Frans Timmermans, the European Union’s climate chief, will leave his post in Brussels to become a candidate in the next elections in the Netherlands, the European Commission announced on Tuesday.
Mr Timmermans’ immediate departure comes as the European Union focuses on meeting climate targets, reducing emissions on the continent as well as transitioning to clean energy.
Mr. Timmermans served as Executive Vice President of the European Green Deala set of proposals to make EU climate, energy, transport and taxation policies capable of reducing net greenhouse gas emissions by at least 55% by 2030, compared to 1990 levels.
Last month, European lawmakers endorsed a key element of the Green Deal this would require member countries to restore 20% of natural areas within their borders on land and sea.
“Climate change is happening even faster than expected, hitting our planet with no region spared,” Mr Timmermans said. said in a speech in July. “Radical, immediate and transformative action must be taken by all of us.”
Ursula von der Leyen, President of the European Commission, praised Mr Timmermans in a statement, saying he had helped make progress towards “achieving the EU’s goals of becoming the first climate-friendly continent neutral”. She also said he had helped raise “climate ambition levels globally”.
Ms von der Leyen has appointed Maroš Šefčovič, Member of the European Commission from Slovakia, to succeed Mr Timmermans as Executive Vice-President of the European Green Deal. Ms von der Leyen has also temporarily handed responsibility for climate action policy to Mr Šefčovič, until a new member of the commission with Dutch nationality is appointed, according to a statement.
On Tuesday, Mr Timmermans emerged as the leading candidate for a left-wing alliance of the Green Party and the Labor Party, which form a bloc in Dutch parliamentary elections scheduled for November 22. In this role, Mr. Timmermans could eventually become Dutch Prime Minister. Members of both parties overwhelmingly chose Mr Timmermans as their lead candidate on Tuesday, according to Dutch media.
Mr Timmermans was due to address members of left-leaning parties on Tuesday evening as leader for the first time, according to the parties.
“He’s the right person to tackle the big challenges we represent: protecting social security, tackling the climate crisis and restoring trust in politics,” said Attje Kuiken, leader of the Dutch Labor Party in the House of Representatives. . wrote on X, formerly Twitter. Ms Kuiken has, like many other politicians since the fall of the government last month, announced her departure from Dutch politics.

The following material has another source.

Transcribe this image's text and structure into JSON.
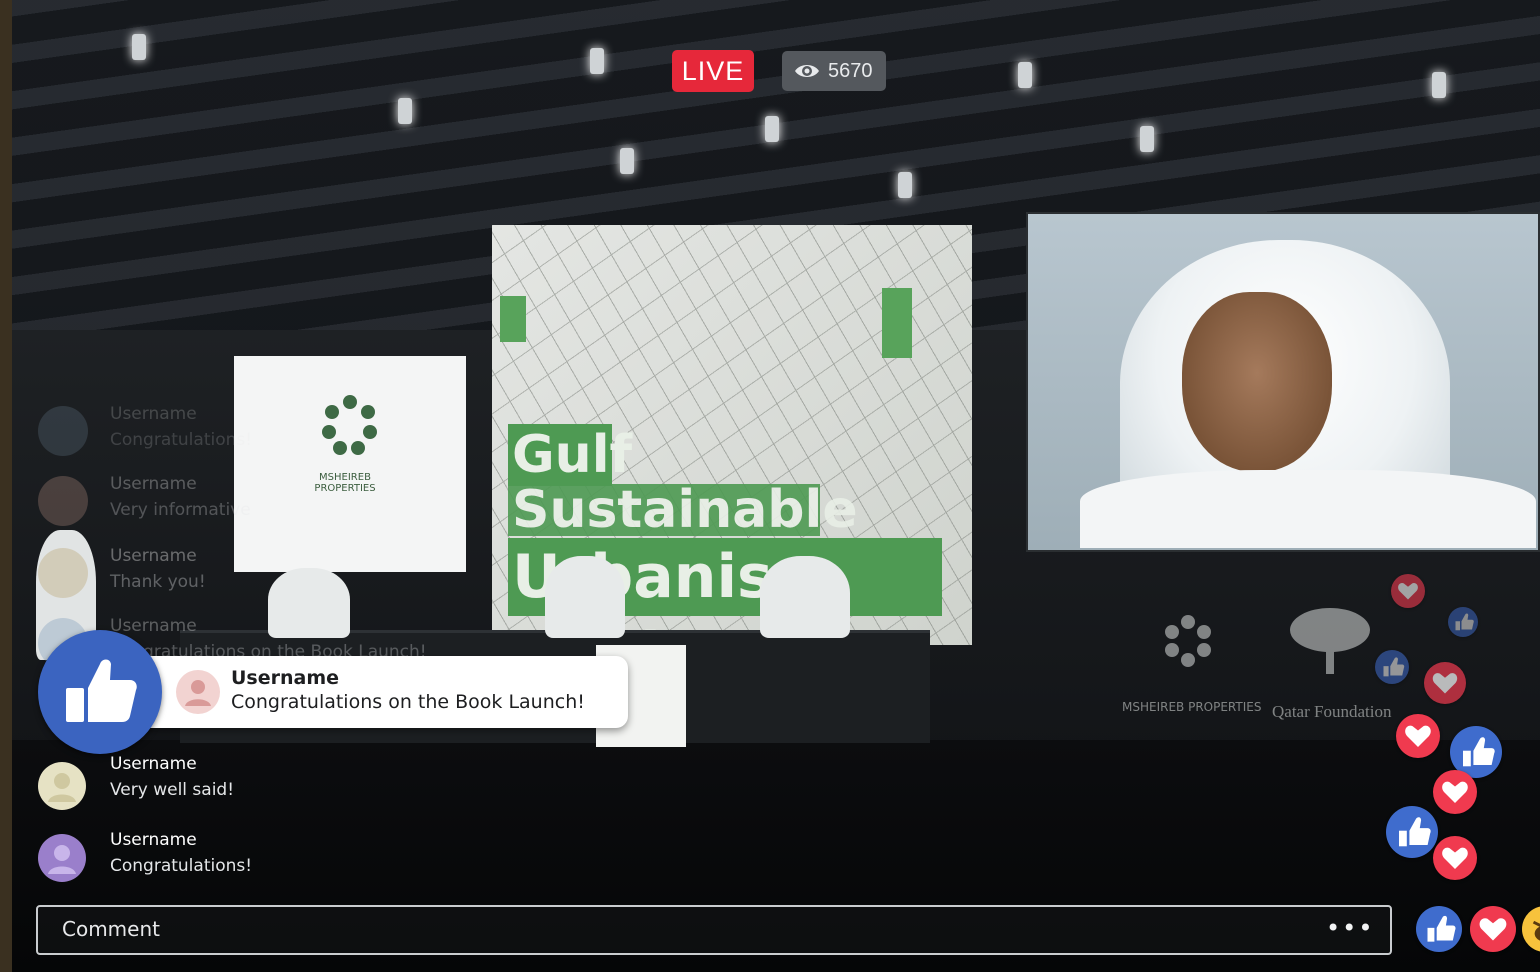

This is not Mr Timmermans’ first foray into Dutch politics. He was a member of the Dutch Labor Party, as well as Minister of Foreign Affairs from 2012 to 2014.
The Green Deal has angered farmers across the continent, including Mr Timmermans’ native Netherlands. Last year, Dutch farmers protested against new targets and the announcement that some of them would have to close their farms to meet EU climate targets, saying they felt disproportionately targeted.
The Dutch government collapsed in July after parties in its ruling coalition failed to reach an agreement on migration policy. Other issues had added stress to the fractured coalition, including climate targets that aim to drastically reduce nitrogen emissions in the country, targets that were partially set by the European Union.
The Netherlands will soon have its first new prime minister since 2010, when Mark Rutte came to power. Mr Rutte has decided not to run again and has said he will quit politics once a new coalition is in place after the November elections.
At Mr. Rutte’s departure from Dutch politics raised questions for the Netherlands, as well as for the European Union, where Mr Rutte found a stage to advance his country’s agenda: rules-based free trade and trade, fiscal prudence, values liberal socials.
Who will take Mr Rutte’s place as prime minister uncertain. The Peasant Citizen Movement, a Dutch pro-agricultural party which swept the local elections in March, has been leading in the polls, an indication of people’s dissatisfaction with the main political parties.
On Sunday, Pieter Omtzigt, a popular Dutch politician who has criticized Mr Rutte, announced the creation of his new party, New Social Contract. A Dutch poll from this summer predicted Mr Omtzigt’s party could win up to 46 seats in the 150-member Dutch House of Representatives.